* Task to complete *
For the entries below, how many lines contain the word "computer"? Reply with the number and nothing else.

* Data extracts *
________________________________________
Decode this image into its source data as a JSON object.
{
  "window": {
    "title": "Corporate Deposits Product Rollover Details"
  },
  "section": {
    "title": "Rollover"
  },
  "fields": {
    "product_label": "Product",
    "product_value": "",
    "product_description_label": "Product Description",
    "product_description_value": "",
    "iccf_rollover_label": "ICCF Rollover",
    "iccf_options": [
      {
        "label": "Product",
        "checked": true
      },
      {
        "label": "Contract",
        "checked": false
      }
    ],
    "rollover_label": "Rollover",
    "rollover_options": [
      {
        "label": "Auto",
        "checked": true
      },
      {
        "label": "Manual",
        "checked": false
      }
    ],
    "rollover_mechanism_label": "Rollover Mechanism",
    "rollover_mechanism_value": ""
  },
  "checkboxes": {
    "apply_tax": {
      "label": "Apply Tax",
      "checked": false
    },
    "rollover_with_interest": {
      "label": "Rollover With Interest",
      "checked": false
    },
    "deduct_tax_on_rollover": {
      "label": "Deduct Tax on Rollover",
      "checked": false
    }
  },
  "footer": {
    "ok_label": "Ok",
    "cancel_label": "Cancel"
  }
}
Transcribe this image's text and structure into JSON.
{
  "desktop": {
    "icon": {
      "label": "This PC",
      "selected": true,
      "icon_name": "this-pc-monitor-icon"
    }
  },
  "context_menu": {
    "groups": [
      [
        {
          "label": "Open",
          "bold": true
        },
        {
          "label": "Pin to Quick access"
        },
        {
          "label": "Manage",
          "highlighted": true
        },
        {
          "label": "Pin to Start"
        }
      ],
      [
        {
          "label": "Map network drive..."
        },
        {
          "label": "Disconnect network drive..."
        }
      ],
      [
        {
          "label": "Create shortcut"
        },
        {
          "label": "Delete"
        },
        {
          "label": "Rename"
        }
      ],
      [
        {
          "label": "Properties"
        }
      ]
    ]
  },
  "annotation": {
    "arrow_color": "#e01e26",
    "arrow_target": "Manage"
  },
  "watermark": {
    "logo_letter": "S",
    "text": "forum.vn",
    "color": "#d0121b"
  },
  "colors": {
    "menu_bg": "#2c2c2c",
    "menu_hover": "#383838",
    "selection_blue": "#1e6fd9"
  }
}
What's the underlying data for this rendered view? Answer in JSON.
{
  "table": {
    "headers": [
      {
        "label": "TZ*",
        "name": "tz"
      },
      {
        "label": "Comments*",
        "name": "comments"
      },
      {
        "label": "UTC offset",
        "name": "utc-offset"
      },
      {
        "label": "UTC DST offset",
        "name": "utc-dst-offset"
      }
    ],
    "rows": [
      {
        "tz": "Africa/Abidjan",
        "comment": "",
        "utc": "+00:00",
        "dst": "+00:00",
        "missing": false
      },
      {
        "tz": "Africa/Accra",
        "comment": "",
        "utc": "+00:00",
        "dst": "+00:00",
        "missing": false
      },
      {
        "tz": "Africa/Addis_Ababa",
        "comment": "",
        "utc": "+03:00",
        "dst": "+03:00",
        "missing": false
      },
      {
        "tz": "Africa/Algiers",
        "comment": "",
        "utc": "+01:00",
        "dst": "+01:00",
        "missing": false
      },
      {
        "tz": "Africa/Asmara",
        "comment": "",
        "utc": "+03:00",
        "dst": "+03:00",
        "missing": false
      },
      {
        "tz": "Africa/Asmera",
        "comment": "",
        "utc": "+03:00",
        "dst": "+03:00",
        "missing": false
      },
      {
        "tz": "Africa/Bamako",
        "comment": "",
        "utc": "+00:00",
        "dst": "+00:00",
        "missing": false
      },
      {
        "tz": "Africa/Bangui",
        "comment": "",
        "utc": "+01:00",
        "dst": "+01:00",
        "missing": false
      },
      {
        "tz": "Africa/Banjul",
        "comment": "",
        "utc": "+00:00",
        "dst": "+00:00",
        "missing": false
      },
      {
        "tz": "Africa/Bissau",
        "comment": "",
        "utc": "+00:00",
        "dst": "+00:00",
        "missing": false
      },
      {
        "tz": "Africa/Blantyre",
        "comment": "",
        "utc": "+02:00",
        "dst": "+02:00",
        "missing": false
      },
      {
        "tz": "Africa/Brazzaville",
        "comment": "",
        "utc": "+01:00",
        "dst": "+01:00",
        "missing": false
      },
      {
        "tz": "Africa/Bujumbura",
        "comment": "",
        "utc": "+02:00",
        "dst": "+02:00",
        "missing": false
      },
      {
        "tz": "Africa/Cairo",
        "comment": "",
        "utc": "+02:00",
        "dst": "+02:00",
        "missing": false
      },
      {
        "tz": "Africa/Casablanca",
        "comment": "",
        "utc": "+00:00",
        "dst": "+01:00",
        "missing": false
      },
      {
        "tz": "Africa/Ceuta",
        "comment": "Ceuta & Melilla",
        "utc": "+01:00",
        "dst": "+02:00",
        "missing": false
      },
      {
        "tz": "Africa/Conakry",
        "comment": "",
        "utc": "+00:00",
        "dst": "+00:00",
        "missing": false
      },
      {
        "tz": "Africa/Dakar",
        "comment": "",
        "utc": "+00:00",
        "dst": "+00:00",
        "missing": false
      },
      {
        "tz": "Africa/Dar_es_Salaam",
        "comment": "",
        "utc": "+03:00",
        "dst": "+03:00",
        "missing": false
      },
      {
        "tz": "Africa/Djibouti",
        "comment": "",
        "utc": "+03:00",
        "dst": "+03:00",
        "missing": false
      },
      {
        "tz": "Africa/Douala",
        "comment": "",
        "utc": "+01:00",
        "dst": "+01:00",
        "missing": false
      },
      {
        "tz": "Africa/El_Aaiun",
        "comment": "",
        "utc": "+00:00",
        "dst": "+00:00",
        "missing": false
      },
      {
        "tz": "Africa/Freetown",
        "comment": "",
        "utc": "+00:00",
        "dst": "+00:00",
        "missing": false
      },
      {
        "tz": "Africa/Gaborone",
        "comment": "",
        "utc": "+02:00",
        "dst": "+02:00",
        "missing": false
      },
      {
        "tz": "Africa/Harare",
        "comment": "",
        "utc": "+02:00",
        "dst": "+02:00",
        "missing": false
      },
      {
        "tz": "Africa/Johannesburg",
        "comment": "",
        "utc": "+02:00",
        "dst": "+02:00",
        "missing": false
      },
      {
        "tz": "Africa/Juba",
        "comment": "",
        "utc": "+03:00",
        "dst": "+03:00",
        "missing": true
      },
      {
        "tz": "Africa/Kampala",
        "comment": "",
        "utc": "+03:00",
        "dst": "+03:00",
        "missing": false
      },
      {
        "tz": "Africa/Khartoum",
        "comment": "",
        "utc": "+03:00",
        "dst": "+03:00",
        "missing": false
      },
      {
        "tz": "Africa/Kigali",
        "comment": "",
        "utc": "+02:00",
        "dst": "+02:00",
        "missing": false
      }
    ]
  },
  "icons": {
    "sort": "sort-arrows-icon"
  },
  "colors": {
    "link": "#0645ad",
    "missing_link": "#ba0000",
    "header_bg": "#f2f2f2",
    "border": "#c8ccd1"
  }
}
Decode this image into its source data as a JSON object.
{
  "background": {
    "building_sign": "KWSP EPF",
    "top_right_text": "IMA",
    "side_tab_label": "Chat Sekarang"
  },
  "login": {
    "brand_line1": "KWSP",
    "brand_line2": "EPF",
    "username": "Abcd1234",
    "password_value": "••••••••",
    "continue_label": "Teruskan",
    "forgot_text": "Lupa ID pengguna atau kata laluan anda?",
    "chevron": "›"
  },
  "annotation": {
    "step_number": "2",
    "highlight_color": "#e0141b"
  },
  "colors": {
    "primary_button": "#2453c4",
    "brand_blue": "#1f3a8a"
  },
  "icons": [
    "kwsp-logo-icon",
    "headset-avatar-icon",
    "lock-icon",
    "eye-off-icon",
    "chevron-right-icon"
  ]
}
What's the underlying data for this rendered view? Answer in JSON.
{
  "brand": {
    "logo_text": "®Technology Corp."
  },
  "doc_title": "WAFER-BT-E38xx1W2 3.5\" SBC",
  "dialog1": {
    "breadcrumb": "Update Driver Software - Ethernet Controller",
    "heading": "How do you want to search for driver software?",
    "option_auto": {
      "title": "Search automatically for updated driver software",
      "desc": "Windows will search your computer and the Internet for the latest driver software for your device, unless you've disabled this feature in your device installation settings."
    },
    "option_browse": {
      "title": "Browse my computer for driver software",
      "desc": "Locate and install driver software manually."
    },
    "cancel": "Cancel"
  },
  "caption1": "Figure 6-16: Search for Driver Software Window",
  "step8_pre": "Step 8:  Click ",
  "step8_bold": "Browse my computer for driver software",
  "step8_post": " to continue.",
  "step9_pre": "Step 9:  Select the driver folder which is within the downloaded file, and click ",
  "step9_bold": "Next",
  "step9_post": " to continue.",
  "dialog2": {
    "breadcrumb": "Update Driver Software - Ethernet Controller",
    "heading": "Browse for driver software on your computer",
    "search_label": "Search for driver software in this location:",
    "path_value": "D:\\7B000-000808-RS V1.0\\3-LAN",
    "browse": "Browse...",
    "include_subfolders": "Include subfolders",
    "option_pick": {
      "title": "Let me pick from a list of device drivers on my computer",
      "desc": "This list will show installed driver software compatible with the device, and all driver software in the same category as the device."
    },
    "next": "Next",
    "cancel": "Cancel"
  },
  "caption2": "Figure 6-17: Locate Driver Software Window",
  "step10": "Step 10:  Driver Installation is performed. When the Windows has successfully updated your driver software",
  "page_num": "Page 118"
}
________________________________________
* Solution *
5